Sunday, February 10, 2008

More About Recycling Yarn

After last week's post about unraveling knitwear I got some interesting questions from readers at the HGTV Knitting & Crochet forum. Though I answered those there, I thought they might be helpful to more people, so I'll review them here.

First there was a question about washing the creases out of the yarn, how and if is it's really necessary. The trick is to roll the yarn in hanks, but here's another link that also explains that. I had that link, but I'd forgotten they also (other than the one I gave last week) explain about the washing bit.

If it's necessary depends on what you're planning to do. For crochet most of the times not! Crochet, especially single crochet is thicker, tighter than knitting and the creases just disappear in the new work, so save yourself the trouble, although you may consider it for a loose double crochet (but I don't) or a net stitch. It becomes a different story when you want a smooth purl knit. But sometimes I even prefer the effect the creases give!!! I did a sweater years ago completely in garter stitch that got an interesting 'messy' effect because of the creases, where otherwise it would have been pretty dull. So it's really up to you, play with it, make swatches, find out what you like.

One lady had actually started unravelling, but the yarn broke of all the time and she couldn't get started. The knit was probably a pure wool and had felted lightly, sticking the stitches together. The trick is to jerk the knit a bit, pulling at it and stretching gently so the stitches will loosen up.

Thanks for the input, ladies. If you want you can read the whole thread here.

Sunday, February 03, 2008

Free Yarn

Here's just a selection of sweaters that I found curb side quite recently that I keep stored currently in one box. Believe me I have two more!! If you think unravelling old sweaters to get free yarn is a great idea too, here's a link to a guide that may be helpful.

The choice of the colour is Hennes &Mauritz. They seem to have a preference for loose knits, but these models always sag after three times washing and so people throw them out (see also this old post). It's the third one or so that I found. I don't know why people still buy them.
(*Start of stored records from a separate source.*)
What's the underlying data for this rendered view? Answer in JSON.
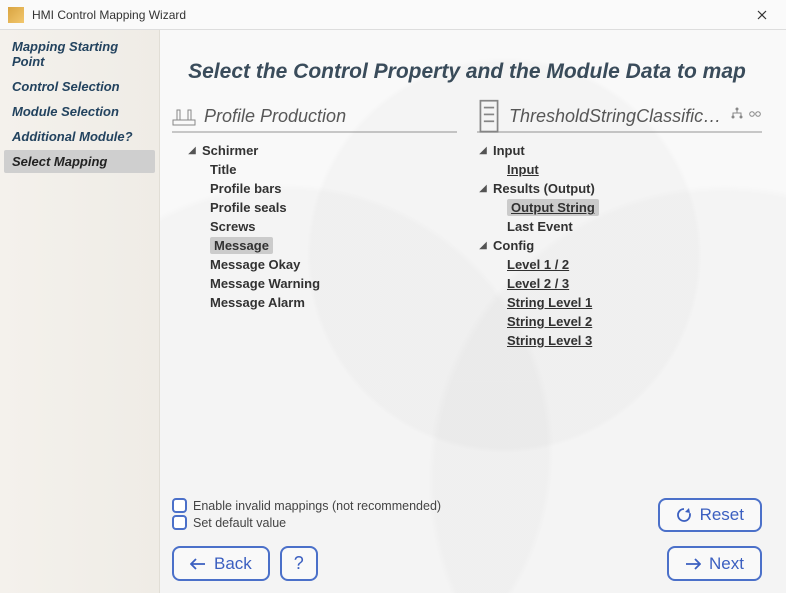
{
  "window": {
    "title": "HMI Control Mapping Wizard"
  },
  "sidebar": {
    "steps": [
      {
        "label": "Mapping Starting Point",
        "selected": false
      },
      {
        "label": "Control Selection",
        "selected": false
      },
      {
        "label": "Module Selection",
        "selected": false
      },
      {
        "label": "Additional Module?",
        "selected": false
      },
      {
        "label": "Select Mapping",
        "selected": true
      }
    ]
  },
  "main": {
    "heading": "Select the Control Property and the Module Data to map",
    "left_panel": {
      "title": "Profile Production",
      "root_label": "Schirmer",
      "items": [
        {
          "label": "Title",
          "selected": false
        },
        {
          "label": "Profile bars",
          "selected": false
        },
        {
          "label": "Profile seals",
          "selected": false
        },
        {
          "label": "Screws",
          "selected": false
        },
        {
          "label": "Message",
          "selected": true
        },
        {
          "label": "Message Okay",
          "selected": false
        },
        {
          "label": "Message Warning",
          "selected": false
        },
        {
          "label": "Message Alarm",
          "selected": false
        }
      ]
    },
    "right_panel": {
      "title": "ThresholdStringClassificat…",
      "sections": [
        {
          "label": "Input",
          "items": [
            {
              "label": "Input",
              "link": true,
              "selected": false
            }
          ]
        },
        {
          "label": "Results (Output)",
          "items": [
            {
              "label": "Output String",
              "link": true,
              "selected": true
            },
            {
              "label": "Last Event",
              "link": false,
              "selected": false
            }
          ]
        },
        {
          "label": "Config",
          "items": [
            {
              "label": "Level 1 / 2",
              "link": true,
              "selected": false
            },
            {
              "label": "Level 2 / 3",
              "link": true,
              "selected": false
            },
            {
              "label": "String Level 1",
              "link": true,
              "selected": false
            },
            {
              "label": "String Level 2",
              "link": true,
              "selected": false
            },
            {
              "label": "String Level 3",
              "link": true,
              "selected": false
            }
          ]
        }
      ]
    },
    "options": {
      "invalid_mappings": "Enable invalid mappings (not recommended)",
      "set_default": "Set default value"
    },
    "buttons": {
      "reset": "Reset",
      "back": "Back",
      "help": "?",
      "next": "Next"
    }
  }
}
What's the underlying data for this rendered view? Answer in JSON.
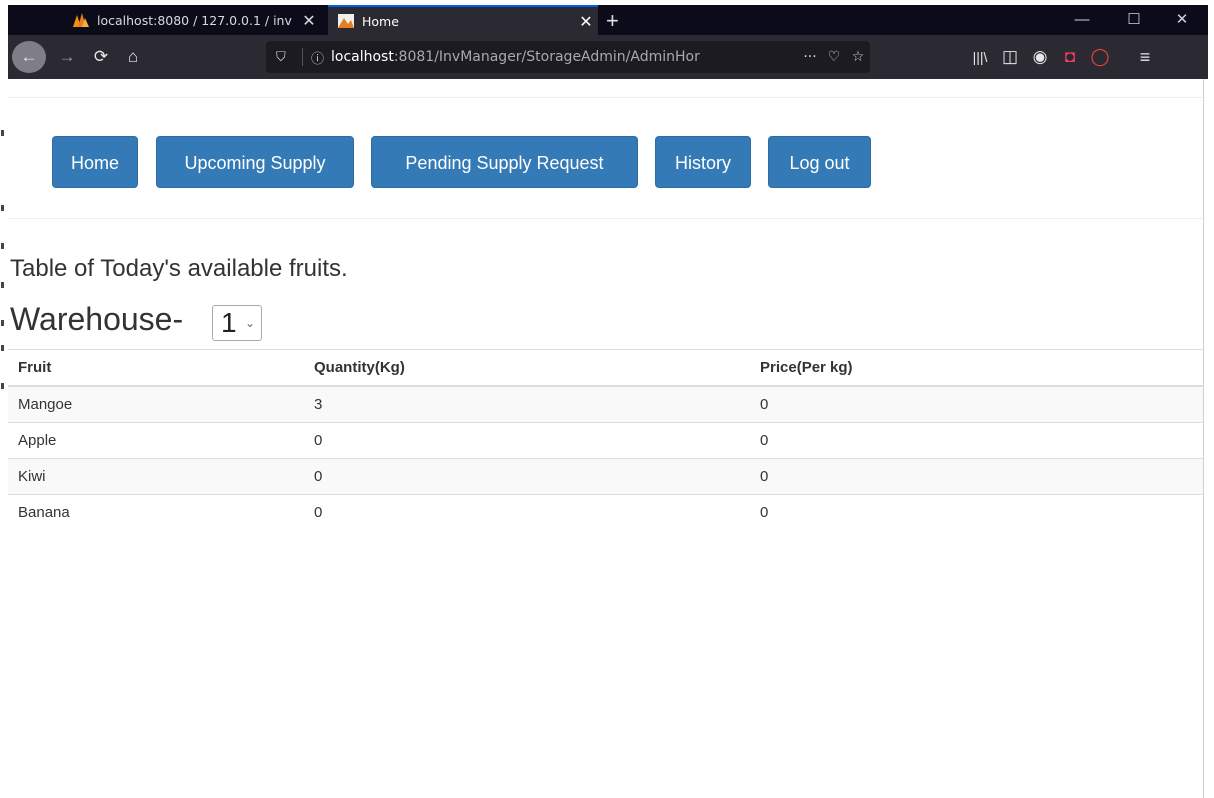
{
  "browser": {
    "tabs": [
      {
        "title": "localhost:8080 / 127.0.0.1 / inv",
        "close": "✕",
        "active": false
      },
      {
        "title": "Home",
        "close": "✕",
        "active": true
      }
    ],
    "new_tab": "+",
    "window_controls": {
      "minimize": "—",
      "maximize": "☐",
      "close": "✕"
    },
    "url_host": "localhost",
    "url_rest": ":8081/InvManager/StorageAdmin/AdminHor",
    "toolbar_icons": [
      "library-icon",
      "sidebar-icon",
      "account-icon",
      "pocket-icon",
      "extension-icon",
      "menu-icon"
    ]
  },
  "nav": {
    "buttons": [
      "Home",
      "Upcoming Supply",
      "Pending Supply Request",
      "History",
      "Log out"
    ]
  },
  "main": {
    "heading": "Table of Today's available fruits.",
    "warehouse_label": "Warehouse-",
    "warehouse_value": "1"
  },
  "table": {
    "headers": [
      "Fruit",
      "Quantity(Kg)",
      "Price(Per kg)"
    ],
    "rows": [
      [
        "Mangoe",
        "3",
        "0"
      ],
      [
        "Apple",
        "0",
        "0"
      ],
      [
        "Kiwi",
        "0",
        "0"
      ],
      [
        "Banana",
        "0",
        "0"
      ]
    ]
  },
  "colors": {
    "button_bg": "#337ab7",
    "chrome_dark": "#0b0b1a",
    "toolbar": "#2b2a33"
  }
}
I think it will become a nice lush scarf in a brioche stitch. It's a bit fuzzy, but that will go away when I rework the yarn.

I'm not a big fan of too contrasting colours in a blended yarn, but this may come out nice as a worked in detail in a black or white project.

A hand knit. Beautiful shiny material. Very thin yarn, for the finer projects. Unfortunately I have no label to tell me what the material is, but it feels like a cotton/man made mix.

Very thick wool. I've no idea what to do with it yet. The patches are crocheted and stitched on with big stitches so they will come off easily.

Pure, thick cotton. Great for kitchenware, potholders and the like. Only too bad I will have all these loose ends to work in, but I have my tricks for that.

But before I start working these into scarves or tea cozies I have two more big boxes full of leftover yarns, given to me or small parties that I bought for next to nothing from private persons. Most of it is not enough or too fine to work into larger projects. But if I don't use it up soon it will start to decay, so I've come up with these lilttle cuties.

They're only a bit over 1.5'' or 4 cm and will surely brighten up anything from jackets to bags or purses. One lady even told me she put (my former, still larger model) on a pair of casual shoes!

And now I can only hope they will become my big Etsy hit and sell like hot cakes. Well it can't be the price: for only $2.50 they're yours. Click here to go to my shop.